Barry D. Smith studies the salvation-historical meaning of Jesus' death (commonly known as the atonement) in the New Testament. Smith works his way through the four theories of the doctrine of the atonement that have emerged in the history of Christian theology: moral influence, governmental, satisfaction and Christus victor theories. Smith works from the premise that, for a theory of the atonement to be successful, no biblical data may be omitted or distorted, and the generalized concepts used to comprehend the biblical data must be easily seen as implicit in the data. From this vantage point, Smith advances a formulation of the atonement that is best supported by the biblical text itself. The conclusion Smith reaches is that the biblical data supports both the penal-substitutionary version of the satisfaction theory and the Christus victor theory of the atonement, each of which should be viewed as two parts of a more inclusive theory of atonement present in the New Testament.

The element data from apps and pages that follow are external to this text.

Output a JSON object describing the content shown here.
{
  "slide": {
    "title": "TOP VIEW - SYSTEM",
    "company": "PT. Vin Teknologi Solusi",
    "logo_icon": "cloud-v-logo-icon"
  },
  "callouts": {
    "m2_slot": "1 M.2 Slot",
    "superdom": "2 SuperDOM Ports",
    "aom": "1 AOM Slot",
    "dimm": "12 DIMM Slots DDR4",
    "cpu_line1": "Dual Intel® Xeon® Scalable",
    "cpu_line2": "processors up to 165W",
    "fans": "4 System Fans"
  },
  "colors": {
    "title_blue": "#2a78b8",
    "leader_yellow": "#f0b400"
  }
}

Buddha and Christ, Parallel Teaching. Parallel Life's Attitude and Action. Direct Usefulness of Teaching of Christ in our Time, Individualy and Socialy. The Similarity of the Teaching of Buddha and Christ for Overcoming the Egotism, the Greed, the Sensuality and the Materialism on Integrity and Respect for Life of All Creatures. The Matriarchal Model in their Teaching and the Denial and Termination of the Patriarchal Model. Direct, Ethical Democracy for Release of Society from Pseudo-democratic Regimes of the Patriarchal World. Upgrading Relations of Love, Cooperation, Friendship, Between Indinidual and People!
What is the significance of the trial and death of Jesus in the Gospel of Mark? In its annual meetings the Mark Group of the Society of Biblical Literature studied the trial of Jesus in 2003 and the death of Jesus in 2004. Both speakers and audience expressed the desire to bring some of the papers together in book form. The current volume fulfills this wish. The contributions presented here represent an up to date expression of one of the most important themes in Markan exegesis. The editors use the metaphor of a prism to illustrate the two sections of the book. Like a concave prism spreading light, the first section presents a range of understandings of the meaning of the death of Jesus. Like a convex prism focusing light, the second section uses multiple methodologies to focus attention on the trial of Jesus, particularly the charge of blasphemy. The papers together raise questions, challenge common views, and interrelate themes that push Markan scholarship forward.